Start of DATA TO PROCESS

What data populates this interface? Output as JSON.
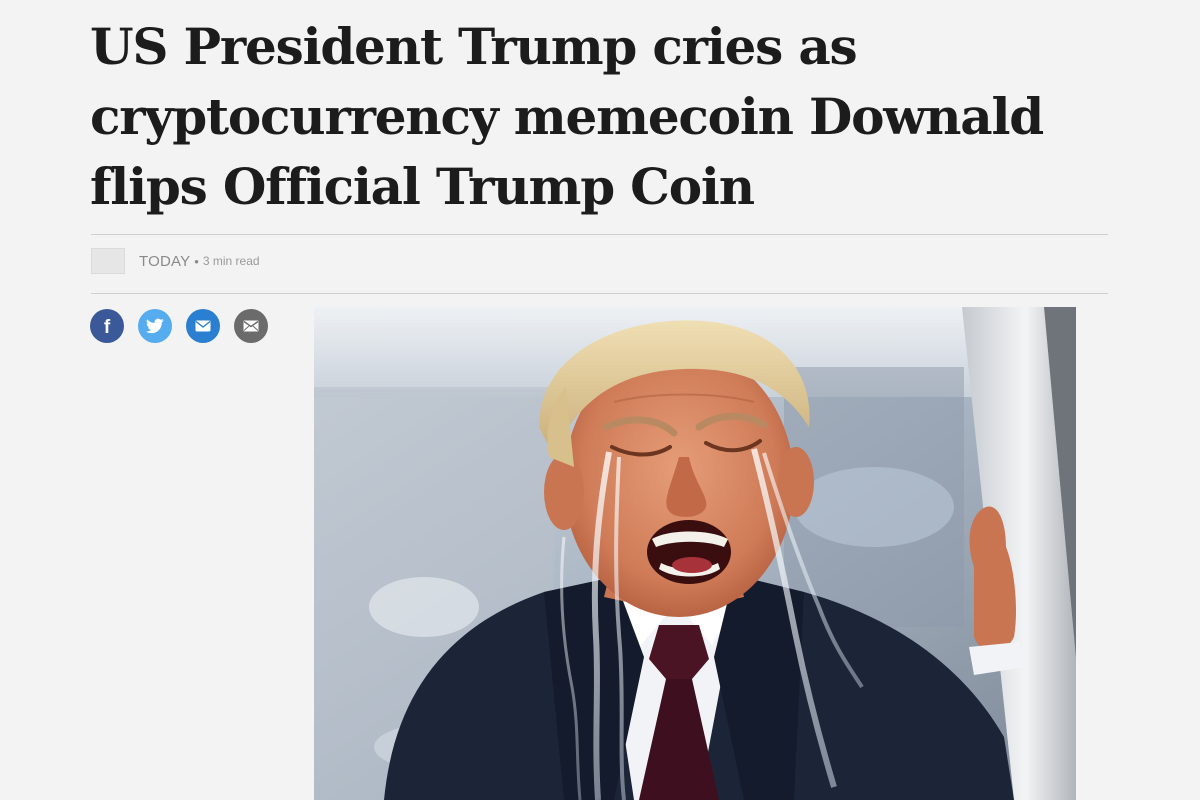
{
  "article": {
    "headline": "US President Trump cries as cryptocurrency memecoin Downald flips Official Trump Coin",
    "byline": {
      "source": "TODAY",
      "separator": "•",
      "read_time": "3 min read"
    }
  },
  "share": [
    {
      "name": "facebook-icon"
    },
    {
      "name": "twitter-icon"
    },
    {
      "name": "message-icon"
    },
    {
      "name": "email-icon"
    }
  ],
  "colors": {
    "facebook": "#3b5998",
    "twitter": "#55acee",
    "message": "#2a7fd0",
    "email": "#6b6b6b"
  }
}
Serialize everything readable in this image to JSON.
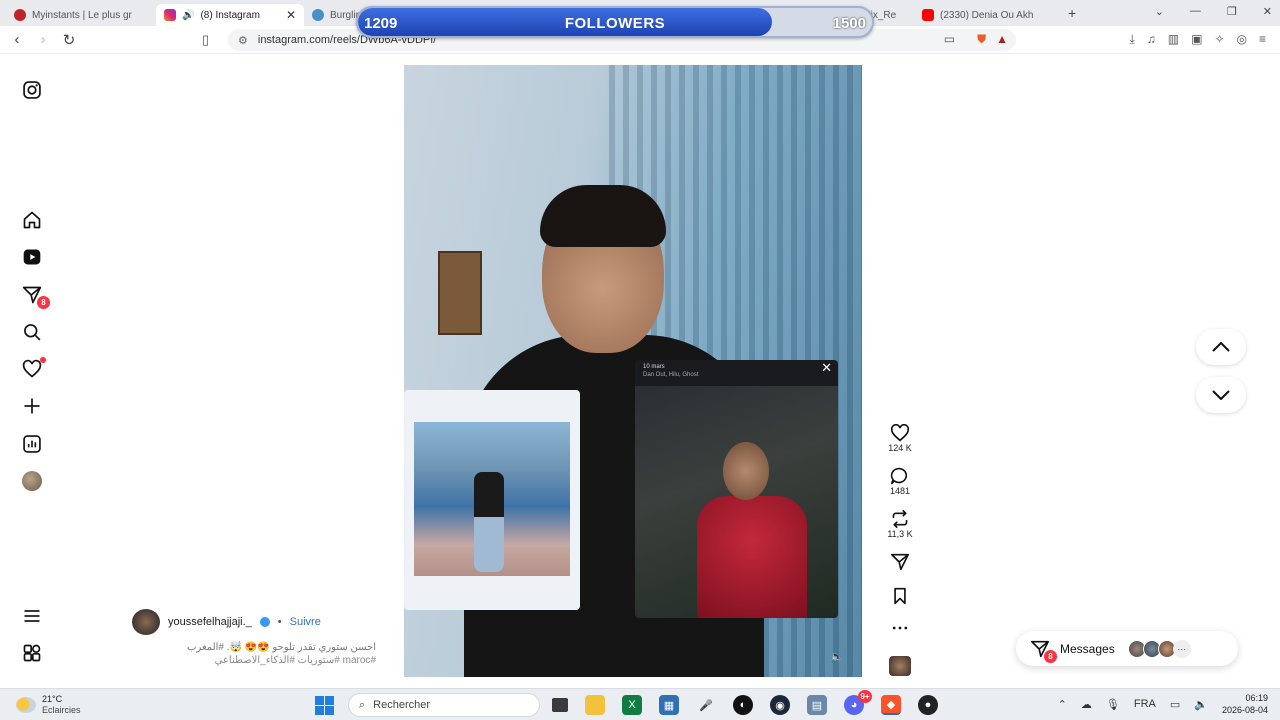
{
  "browser": {
    "tabs": [
      {
        "title": "Myinstants | Le plus gr",
        "color": "#c0242b"
      },
      {
        "title": "(8) Instagram",
        "color": "#d62976",
        "active": true
      },
      {
        "title": "Burglin",
        "color": "#4a90c8"
      },
      {
        "title": "BurglinGnomes_Fix_Re",
        "color": "#555555"
      },
      {
        "title": "(2330) Denia Ou Akh",
        "color": "#ff0000"
      }
    ],
    "url": "instagram.com/reels/DWb6A-vDDPf/"
  },
  "followers_overlay": {
    "current": "1209",
    "label": "FOLLOWERS",
    "goal": "1500",
    "progress_fraction": 0.806
  },
  "sidebar": {
    "notifications_badge": "8"
  },
  "reel": {
    "likes": "124 K",
    "comments": "1481",
    "reposts": "11,3 K",
    "story_date": "10 mars",
    "story_sub": "Dan Out, Hilu, Ghost"
  },
  "author": {
    "username": "youssefelhajjaji._",
    "separator": "•",
    "follow_label": "Suivre"
  },
  "caption": {
    "line1": "احسن ستوري تقدر تلوحو 😍😍 🤯. #المغرب",
    "line2": "#maroc #ستوريات #الذكاء_الاصطناعي"
  },
  "messages": {
    "label": "Messages",
    "badge": "8"
  },
  "taskbar": {
    "weather_temp": "21°C",
    "weather_desc": "Eclaircies",
    "search_placeholder": "Rechercher",
    "language": "FRA",
    "time": "06:19",
    "date": "2026-08-04",
    "discord_badge": "9+"
  }
}
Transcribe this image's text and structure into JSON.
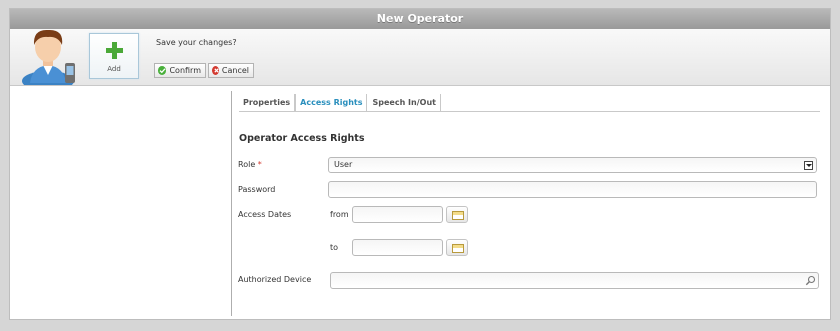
{
  "window": {
    "title": "New Operator"
  },
  "toolbar": {
    "add_label": "Add",
    "save_prompt": "Save your changes?",
    "confirm_label": "Confirm",
    "cancel_label": "Cancel"
  },
  "tabs": [
    {
      "label": "Properties",
      "active": false
    },
    {
      "label": "Access Rights",
      "active": true
    },
    {
      "label": "Speech In/Out",
      "active": false
    }
  ],
  "form": {
    "title": "Operator Access Rights",
    "role_label": "Role",
    "role_required_marker": "*",
    "role_value": "User",
    "password_label": "Password",
    "password_value": "",
    "access_dates_label": "Access Dates",
    "from_label": "from",
    "from_value": "",
    "to_label": "to",
    "to_value": "",
    "authorized_device_label": "Authorized Device",
    "authorized_device_value": ""
  },
  "icons": {
    "add": "plus-icon",
    "confirm": "check-circle-icon",
    "cancel": "x-circle-icon",
    "calendar": "calendar-icon",
    "search": "magnifier-icon",
    "dropdown": "chevron-down-icon"
  },
  "colors": {
    "accent_tab": "#2a8fbd",
    "confirm_green": "#49b03b",
    "cancel_red": "#d33a30",
    "titlebar": "#a8a8a8"
  }
}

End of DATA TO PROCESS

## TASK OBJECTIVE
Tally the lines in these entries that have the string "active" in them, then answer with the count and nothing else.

## REPLY
4